Good news! UIT contracts with several top-tier, IT-related research groups to give members of the University of Utah community complimentary access to privileged research, professional development and other opportunities via campus memberships and/or subscriptions. Resources include publications, webinars (live and on-demand), specialized assessment/audit tools, and networking opportunities.
“These agreements provide opportunities to learn, become engaged and open a dialogue with peers in the industry,” said Scott Sherman, Special Assistant to the CIO, who helped arrange some of the contracts. “They're a great way to gain a broader perspective of how other organizations are operating and setting strategies, and where we fit in.”
Sarah Kraus, CEB associate director of account management, is in the process of setting
up a secure single sign-on (SSO) for University access. Kraus noted five popular ways
that 85 higher-ed institutions leverage CEB for support
(* denotes account login required):
- Transforming to a digital university: Higher-ed organizations turn to CEB’s Digital Trend Spotter for trending information about students’ technology expectations.
- Road-mapping legacy modernization: Universities track the adoption of new technologies and retirement plans with CEB’s *Emerging Technology and Technology Sunset Roadmaps.
- Maturing risk management: CEB’s *IT Security Policies Library helps universities draft and employ cybersecurity risk management policies (account login required).
- Minimizing change impact: CEB's *Principles for High-Speed Change research study explores the tips and traps facing Universities trying to communicate a boon of emerging technologies to end users.
- Staff development: CEB's *IT Talent Management Lifecycle tool condenses best practice research, tools, and templates to illustrate how top organizations attract and retain the best employees.
"Sarah has been great to work with, and she's found and referred me to additional
tools and articles that I have just started looking into," said Doug Kenner, Manager
of the HR/Auxiliary Team Manager in UIT's University Support Services group.
Gartner Account Executive Sheri Watkins said that her organization provides a myriad of resources for members of the U community. MBA students, for example, can learn to make and execute smarter technology decisions, leveraging Gartner research in projects and case studies. Faculty, meanwhile, can use Gartner resources in their curricula.
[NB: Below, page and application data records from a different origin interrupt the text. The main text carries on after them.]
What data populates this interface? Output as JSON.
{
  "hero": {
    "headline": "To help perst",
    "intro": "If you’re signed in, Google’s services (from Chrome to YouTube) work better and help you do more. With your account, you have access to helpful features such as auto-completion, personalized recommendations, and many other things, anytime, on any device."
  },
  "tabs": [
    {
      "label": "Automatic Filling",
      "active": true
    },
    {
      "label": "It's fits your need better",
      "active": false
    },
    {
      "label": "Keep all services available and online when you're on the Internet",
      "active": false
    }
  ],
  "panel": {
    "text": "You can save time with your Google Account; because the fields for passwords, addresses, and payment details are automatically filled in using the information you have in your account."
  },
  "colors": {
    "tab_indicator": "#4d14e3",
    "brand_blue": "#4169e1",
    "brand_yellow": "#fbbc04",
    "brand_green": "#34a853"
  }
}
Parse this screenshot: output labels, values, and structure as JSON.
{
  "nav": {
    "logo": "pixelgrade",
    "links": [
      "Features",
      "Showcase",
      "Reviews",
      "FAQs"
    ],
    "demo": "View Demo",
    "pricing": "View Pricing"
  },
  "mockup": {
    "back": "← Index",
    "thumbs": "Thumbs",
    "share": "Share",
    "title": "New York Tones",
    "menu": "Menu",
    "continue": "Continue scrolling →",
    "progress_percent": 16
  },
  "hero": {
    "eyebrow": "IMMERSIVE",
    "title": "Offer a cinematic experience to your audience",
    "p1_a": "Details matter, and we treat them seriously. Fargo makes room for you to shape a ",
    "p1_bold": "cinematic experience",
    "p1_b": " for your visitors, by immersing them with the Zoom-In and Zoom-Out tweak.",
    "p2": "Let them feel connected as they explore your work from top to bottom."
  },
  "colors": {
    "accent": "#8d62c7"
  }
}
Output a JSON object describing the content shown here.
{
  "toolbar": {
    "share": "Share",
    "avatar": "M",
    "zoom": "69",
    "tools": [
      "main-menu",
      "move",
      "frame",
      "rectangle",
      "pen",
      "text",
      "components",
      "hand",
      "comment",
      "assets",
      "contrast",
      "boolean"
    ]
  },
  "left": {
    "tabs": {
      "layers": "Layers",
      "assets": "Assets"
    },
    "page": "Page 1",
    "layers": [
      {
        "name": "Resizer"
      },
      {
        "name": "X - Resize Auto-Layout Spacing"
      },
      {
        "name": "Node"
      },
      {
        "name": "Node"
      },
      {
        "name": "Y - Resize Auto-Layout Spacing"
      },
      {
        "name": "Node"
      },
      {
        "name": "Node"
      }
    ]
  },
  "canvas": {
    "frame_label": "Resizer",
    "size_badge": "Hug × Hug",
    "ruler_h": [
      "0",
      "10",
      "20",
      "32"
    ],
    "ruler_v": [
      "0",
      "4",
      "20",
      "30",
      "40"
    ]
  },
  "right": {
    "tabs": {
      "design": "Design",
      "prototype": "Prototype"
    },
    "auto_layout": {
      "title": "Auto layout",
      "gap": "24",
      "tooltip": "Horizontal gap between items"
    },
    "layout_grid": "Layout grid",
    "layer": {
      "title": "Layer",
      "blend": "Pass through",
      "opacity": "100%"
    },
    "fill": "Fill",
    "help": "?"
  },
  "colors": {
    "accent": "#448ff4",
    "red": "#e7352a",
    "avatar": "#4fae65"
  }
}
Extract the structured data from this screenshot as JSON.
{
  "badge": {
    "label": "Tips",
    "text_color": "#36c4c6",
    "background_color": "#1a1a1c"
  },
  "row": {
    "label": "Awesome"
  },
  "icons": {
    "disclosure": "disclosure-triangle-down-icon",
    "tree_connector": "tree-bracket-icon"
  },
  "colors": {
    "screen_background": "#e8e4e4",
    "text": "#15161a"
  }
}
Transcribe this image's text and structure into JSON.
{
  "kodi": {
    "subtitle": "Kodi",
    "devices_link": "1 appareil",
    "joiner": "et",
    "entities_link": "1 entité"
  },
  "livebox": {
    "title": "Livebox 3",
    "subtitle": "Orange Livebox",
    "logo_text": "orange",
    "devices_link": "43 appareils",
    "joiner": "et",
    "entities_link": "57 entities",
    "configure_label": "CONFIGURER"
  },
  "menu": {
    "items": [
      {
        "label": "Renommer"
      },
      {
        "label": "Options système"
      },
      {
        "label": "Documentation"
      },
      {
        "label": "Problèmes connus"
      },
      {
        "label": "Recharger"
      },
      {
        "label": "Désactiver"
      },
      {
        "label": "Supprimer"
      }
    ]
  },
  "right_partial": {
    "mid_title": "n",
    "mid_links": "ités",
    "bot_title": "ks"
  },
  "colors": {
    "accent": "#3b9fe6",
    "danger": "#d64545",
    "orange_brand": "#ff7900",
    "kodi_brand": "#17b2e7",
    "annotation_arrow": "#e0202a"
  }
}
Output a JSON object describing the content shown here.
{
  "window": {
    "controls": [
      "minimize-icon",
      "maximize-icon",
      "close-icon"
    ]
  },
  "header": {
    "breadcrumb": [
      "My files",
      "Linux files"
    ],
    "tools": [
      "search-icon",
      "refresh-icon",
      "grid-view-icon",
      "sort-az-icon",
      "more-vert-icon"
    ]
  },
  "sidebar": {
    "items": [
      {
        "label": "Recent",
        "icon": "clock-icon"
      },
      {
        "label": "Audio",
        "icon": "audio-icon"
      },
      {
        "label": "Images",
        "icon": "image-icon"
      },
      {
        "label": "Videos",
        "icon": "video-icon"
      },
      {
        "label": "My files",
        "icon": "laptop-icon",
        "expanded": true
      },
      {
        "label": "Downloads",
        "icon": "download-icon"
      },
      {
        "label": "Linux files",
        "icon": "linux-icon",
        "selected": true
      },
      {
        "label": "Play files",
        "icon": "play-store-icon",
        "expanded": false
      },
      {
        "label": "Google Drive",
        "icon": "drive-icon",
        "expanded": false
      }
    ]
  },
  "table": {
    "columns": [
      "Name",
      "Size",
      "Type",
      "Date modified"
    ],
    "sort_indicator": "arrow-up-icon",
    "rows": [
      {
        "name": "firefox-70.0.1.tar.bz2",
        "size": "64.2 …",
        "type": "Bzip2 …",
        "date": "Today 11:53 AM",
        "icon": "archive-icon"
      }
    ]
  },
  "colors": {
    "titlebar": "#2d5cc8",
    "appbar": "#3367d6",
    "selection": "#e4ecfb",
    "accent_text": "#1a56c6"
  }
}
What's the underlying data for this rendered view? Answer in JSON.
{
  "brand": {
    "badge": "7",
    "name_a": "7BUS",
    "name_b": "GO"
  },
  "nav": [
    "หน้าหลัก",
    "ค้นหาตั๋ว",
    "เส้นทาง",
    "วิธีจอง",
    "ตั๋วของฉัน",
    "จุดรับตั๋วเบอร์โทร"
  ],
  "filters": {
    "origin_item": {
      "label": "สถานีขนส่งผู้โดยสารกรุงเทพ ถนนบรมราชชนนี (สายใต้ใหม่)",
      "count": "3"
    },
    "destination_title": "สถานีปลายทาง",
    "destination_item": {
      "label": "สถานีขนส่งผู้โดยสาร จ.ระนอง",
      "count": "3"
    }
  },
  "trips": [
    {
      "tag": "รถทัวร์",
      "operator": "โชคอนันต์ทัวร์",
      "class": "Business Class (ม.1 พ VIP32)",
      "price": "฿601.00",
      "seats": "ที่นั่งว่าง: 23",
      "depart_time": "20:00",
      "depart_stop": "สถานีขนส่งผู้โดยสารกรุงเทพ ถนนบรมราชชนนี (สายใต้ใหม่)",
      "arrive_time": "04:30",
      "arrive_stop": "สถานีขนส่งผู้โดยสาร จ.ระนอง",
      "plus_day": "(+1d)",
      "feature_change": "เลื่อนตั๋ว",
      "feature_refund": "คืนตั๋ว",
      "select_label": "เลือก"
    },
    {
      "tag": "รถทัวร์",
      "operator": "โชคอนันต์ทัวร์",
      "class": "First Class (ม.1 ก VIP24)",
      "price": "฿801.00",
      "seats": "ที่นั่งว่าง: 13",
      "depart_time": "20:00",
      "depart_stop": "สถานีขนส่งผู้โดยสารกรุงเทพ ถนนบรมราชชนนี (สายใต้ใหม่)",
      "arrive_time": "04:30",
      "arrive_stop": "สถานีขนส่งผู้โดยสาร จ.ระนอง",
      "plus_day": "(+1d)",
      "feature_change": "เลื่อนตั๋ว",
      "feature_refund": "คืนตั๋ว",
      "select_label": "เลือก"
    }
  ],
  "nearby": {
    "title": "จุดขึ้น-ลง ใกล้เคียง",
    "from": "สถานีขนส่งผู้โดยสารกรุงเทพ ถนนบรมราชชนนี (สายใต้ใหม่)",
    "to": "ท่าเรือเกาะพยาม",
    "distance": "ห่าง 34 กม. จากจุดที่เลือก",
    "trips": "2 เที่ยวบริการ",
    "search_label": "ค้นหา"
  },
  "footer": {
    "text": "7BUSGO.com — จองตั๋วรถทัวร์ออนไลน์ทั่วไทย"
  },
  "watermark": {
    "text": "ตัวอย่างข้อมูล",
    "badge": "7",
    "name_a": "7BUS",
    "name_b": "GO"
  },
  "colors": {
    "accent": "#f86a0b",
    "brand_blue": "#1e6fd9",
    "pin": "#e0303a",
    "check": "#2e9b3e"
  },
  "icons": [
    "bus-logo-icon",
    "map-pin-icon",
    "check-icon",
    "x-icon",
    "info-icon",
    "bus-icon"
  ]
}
“A topic such as analytics changes so fast, we can help ensure that what’s being taught in class is current. We have research published daily,” Watkins said. “If the person I’m talking to is the dean of a college or other administrative staff, we also have a wealth of research on trends in education impacting retention and graduation rates. They can gain insight into how to engage academic leadership and faculty in leveraging technology in the classroom, and improving student experiences.”
Mike Ekstrom, director of Network and Communications Infrastructure, stressed the importance of having a fruitful working relationship with UIT's org partners.
“Sherri Watkins of Gartner has been proactively reaching out to me on a regular basis with information she identifies as important for me, knowing what my responsibilities are,” Ekstrom said.
Ekstrom used the example of network lifecycle replacement decisions to illustrate the value these industry partners provide to UIT.
“As an organization, we have a wide spread of equipment age,” Ekstrom said. “There were different opinions internally as to how long we should keep network hardware in production, as short as three to five years. The recent decision that extends network equipment out as far as 10 years in appropriate circumstances were made possible through objective industry-wide data like Gartner provides.”
The bottom line is that no one can possibly be an expert on everything. These partnerships are like having professional consultants standing by when you need help deconstructing complex IT-related issues.
“These are people who influence thousands of businesses, and lend credibility to our work,” Sherman said. “They help us do our jobs better, faster and smarter.”